A visual experiment was performed to evaluate the effect of black separation on spatial image quality. Two types of black printer algorithms were evaluated. One closely simulated conventional printing with the exception of yielding colorimetric matching. The other employed a very simple algorithm based on minimum and maximum amounts of black and also employed a colorimetric paradigm. This second type is significantly easier to implement. Using pictorial and synthetically generated gradation images, two visual experiments were performed to understand the tradeoffs between processing complexity and spatial image quality.
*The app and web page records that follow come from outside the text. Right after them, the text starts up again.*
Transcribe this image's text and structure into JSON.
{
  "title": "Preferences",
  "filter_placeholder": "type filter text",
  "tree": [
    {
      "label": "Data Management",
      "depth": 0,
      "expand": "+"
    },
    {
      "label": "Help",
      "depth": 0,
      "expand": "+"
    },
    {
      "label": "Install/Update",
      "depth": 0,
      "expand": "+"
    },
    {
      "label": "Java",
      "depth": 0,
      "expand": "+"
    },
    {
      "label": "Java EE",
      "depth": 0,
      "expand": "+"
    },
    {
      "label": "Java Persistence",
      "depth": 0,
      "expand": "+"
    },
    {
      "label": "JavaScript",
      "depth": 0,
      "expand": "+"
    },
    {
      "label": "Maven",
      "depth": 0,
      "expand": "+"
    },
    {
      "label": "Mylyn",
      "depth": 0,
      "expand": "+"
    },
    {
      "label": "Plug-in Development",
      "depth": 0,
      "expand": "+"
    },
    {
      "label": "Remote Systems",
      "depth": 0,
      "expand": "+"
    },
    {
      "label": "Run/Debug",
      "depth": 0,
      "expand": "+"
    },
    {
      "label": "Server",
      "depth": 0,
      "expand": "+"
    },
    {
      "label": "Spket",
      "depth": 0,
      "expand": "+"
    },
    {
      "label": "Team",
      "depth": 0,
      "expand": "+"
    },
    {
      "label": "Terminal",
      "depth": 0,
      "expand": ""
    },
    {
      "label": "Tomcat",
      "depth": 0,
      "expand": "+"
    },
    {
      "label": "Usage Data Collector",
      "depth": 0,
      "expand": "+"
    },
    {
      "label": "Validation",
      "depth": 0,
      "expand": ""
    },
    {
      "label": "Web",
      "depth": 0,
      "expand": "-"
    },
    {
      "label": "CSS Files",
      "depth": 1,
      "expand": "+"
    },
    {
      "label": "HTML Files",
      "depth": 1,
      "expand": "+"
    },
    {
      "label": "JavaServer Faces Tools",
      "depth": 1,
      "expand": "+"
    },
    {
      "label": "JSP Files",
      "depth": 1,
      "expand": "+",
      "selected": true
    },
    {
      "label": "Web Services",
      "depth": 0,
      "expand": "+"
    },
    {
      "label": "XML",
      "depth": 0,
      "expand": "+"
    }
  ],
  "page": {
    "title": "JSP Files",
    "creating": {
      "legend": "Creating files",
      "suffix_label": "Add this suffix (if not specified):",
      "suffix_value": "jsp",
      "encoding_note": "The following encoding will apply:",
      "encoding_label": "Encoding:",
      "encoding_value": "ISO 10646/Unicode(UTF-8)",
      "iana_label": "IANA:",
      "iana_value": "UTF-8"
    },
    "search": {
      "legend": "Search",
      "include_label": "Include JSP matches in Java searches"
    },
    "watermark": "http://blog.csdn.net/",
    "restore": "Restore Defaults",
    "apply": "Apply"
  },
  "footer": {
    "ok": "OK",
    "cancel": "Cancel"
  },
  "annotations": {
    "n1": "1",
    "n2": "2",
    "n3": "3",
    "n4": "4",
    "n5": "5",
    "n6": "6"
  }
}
Two groups of observers from either academia or the printing industry evaluated six images. For pictorial images, the simple algorithm using the minimum amount of black resulted in the highest spatial image quality. However, this algorithm produced color contours, visible in the gradation images. Thus for general purposes, the conventional separation algorithm or the simple algorithm using nearly the minimum black amount is recommended.
Koichi Iino, Roy S. Berns, "The Effect of Black Printer Separation Algorithms on Perceived Spatial Image Quality" in Proc. IS&T 5th Color and Imaging Conf., 1997, pp 163 - 168, https://doi.org/10.2352/CIC.1997.5.1.art00032